These are not good times. I am still weakened by the flu, the Raiders have crept from sight like beaten dogs and . . . there was one more thing . . . oh, yes, we are at war again.
By placing it last on the list, I do not mean to minimize the anguish of battle, but to fit it in proper perspective against the greater tapestry of social conditions.
A true horror of war is that life goes on where death does not immediately prevail.
Even nonsense persists in times of crisis. While missiles fly and humans die, the California State Bar announces with solemn concern that it probably isn’t a good idea for lawyers to have sex with their clients.
Whatever else they can manage outside the boundaries of moral constraint are fine, so long as their flies are zippered and their pants up.
Normally, one would not think twice about the idiocies of ethical controls placed upon those in constant need of reminding.
But banalities become compellingly surreal when juxtaposed against the screaming pains of battle.
I can remember a moment from the Korean War of an old woman sweeping the porch of her small home during quiet moments in the calamity of battle around her.
When mortars and artillery shells began to fall, showering her home with debris, she took cover. But the instant they stopped, she resumed sweeping.
I asked a Korean interpreter how she could sweep so calmly when death was all around her. He replied with a shrug, “Her house gets dirty.”
Even as war began on that sunshiny day after deadline in Los Angeles, the dichotomy of brutality and delicacy were evident in my home.
I was lying on the couch, emerging slowly from a fog of influenza and its deplorable by-products, when testosterone flowed and muscles flexed in the Persian Gulf.
It was time, our leader said, to kick ass.
My friend Nicole, who is 4, was attending to my illness. She had brought me a raw hot dog to eat and was now sitting next to me watching cartoons.
The show was “Duck Tales,” which, while not among my favorites, pleased my friend. I bow to her wishes in such matters.
The telephone rang.
“Are you watching the news?” my son said.

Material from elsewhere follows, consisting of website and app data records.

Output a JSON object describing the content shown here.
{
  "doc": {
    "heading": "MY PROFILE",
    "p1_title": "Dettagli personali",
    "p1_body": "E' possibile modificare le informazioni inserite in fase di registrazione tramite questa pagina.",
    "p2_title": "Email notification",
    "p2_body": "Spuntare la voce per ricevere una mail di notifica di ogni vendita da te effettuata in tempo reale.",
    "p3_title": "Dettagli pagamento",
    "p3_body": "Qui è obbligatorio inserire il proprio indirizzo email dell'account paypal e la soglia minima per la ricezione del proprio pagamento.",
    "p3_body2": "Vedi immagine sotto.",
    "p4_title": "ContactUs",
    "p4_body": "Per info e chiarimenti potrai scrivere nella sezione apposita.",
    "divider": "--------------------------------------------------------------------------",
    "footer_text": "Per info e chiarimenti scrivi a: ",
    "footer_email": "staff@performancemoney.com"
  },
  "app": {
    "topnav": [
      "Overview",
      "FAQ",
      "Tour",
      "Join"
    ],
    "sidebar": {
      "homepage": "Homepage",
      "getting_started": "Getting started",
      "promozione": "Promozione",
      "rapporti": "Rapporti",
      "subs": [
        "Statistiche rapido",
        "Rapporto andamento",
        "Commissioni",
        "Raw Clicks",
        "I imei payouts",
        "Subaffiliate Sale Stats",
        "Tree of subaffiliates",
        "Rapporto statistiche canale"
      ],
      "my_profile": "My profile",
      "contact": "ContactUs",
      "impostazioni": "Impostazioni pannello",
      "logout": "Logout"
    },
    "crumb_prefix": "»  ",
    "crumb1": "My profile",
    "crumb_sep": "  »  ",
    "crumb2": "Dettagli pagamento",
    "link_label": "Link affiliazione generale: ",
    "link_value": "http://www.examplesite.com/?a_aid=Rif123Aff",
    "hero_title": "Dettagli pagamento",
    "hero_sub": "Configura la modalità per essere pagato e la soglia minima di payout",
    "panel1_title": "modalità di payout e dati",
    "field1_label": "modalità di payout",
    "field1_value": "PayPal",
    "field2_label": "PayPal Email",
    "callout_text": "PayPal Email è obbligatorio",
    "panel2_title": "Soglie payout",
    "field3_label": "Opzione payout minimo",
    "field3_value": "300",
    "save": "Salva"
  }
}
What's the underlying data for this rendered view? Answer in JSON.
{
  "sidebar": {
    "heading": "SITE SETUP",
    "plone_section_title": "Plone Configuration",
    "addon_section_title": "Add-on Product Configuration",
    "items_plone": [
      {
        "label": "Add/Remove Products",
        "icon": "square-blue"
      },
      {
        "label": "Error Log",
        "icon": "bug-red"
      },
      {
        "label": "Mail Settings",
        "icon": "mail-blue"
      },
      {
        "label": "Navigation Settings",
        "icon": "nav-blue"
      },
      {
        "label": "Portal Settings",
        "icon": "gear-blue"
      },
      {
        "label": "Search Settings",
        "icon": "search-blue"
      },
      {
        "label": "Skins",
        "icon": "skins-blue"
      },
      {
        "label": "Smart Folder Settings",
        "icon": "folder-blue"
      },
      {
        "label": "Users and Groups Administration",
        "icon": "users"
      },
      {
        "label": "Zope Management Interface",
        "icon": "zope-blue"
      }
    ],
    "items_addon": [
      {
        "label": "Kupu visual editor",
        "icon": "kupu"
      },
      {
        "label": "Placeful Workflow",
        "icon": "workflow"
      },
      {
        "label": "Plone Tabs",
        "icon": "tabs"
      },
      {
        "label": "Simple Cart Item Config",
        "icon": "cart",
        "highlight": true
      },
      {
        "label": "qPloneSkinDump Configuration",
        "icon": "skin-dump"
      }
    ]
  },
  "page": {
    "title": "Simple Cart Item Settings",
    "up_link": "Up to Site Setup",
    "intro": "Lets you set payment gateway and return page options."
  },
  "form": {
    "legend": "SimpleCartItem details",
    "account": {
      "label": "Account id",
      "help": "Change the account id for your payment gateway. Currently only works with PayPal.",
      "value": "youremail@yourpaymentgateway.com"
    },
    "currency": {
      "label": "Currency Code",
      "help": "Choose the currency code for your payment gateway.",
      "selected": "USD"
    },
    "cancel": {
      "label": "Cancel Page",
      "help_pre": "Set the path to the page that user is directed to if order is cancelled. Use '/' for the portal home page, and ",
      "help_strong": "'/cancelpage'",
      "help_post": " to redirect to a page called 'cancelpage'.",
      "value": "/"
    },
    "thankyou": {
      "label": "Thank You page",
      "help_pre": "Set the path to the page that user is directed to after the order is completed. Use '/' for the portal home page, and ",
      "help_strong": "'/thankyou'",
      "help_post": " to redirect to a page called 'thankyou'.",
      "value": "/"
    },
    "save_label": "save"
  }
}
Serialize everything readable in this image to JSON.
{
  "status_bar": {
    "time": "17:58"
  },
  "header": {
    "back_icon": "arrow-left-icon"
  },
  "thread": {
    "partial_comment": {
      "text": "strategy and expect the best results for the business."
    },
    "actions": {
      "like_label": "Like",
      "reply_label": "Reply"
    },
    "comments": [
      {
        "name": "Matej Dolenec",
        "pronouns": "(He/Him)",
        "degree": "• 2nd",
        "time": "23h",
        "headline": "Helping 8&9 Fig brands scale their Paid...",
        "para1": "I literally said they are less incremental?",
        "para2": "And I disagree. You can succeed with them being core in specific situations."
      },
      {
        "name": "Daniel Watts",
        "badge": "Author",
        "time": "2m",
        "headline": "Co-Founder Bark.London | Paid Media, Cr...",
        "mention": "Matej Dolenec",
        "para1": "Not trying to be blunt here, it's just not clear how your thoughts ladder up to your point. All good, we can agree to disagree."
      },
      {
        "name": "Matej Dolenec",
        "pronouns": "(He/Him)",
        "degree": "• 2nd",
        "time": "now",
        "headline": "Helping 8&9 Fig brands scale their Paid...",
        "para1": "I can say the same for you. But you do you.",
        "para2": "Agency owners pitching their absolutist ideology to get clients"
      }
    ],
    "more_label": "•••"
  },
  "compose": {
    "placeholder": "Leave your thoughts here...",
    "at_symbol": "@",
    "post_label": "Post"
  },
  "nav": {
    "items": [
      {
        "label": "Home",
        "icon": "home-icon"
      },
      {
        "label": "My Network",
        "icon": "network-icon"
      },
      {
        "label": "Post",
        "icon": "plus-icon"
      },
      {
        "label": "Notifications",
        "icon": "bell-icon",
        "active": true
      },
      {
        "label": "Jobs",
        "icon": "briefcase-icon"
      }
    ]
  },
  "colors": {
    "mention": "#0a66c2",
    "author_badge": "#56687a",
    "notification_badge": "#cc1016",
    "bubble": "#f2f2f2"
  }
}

“No,” I said, “we’re watching ‘Ducktales.”’
“Switch to the news. We’re bombing Iraq.”
And so we were. As quickly as it took Donald Duck to quack-talk his way into another batch of trouble, the world had rolled into hell again.
I switched quickly to CNN, and there it was. Voices from the edge. Glimpses of Armageddon.
My wife, out for the day tending to business, called.
“My God,” she said, “I can’t believe it. A madman has lured a fool to disaster.”
Bored with the talk on the screen, Nicole danced in front of it, feather-light, arms outstretched, a pixie spinning before the falling bombs.
I watched the war beyond the dance, dumbstruck by the horror, entranced by the contrast.
“The liberation of Kuwait has begun,” Marlin Fitzwater said.
Nicole stopped. “Can we watch ‘Alvin & the Chipmunks’ now?” she asked.
There was no sleep that night and there has not been much since.
But I continued the orderly routine of civilian conduct against the heat and light of cataclysmic events. Didn’t we all? Don’t we have to?
I fed the dog while bombs fell on Baghdad. I paid bills while missiles sliced into Tel Aviv.
Talk of chemical warfare did not keep me from dinner. A growing casualty list did not preclude the necessity to brush my teeth.
When I was able to go out, calamity continued against its contrarieties.
Peace marchers shouted through microphones and war-backers through bullhorns, while lines formed for “Dances With Wolves.”
Saddam praised Allah, Bush praised God and blood spilled on the desert floor.
There was also a tie-up on the Ventura, a play at the Mark Taper and a drug bust in Lennox.
“Do you know about war?” I asked Nicole.
“It’s bad,” she said. “People get killed.”
On CNN, a young Marine was saying he could hardly wait until the ground fighting began. We’d teach them a lesson they’d never forget.
In Westwood, a man representing Witches for Peace marched and shouted.
And Nicole danced a butterfly’s dance, sailing and spinning across the sun-splashed floor. . . .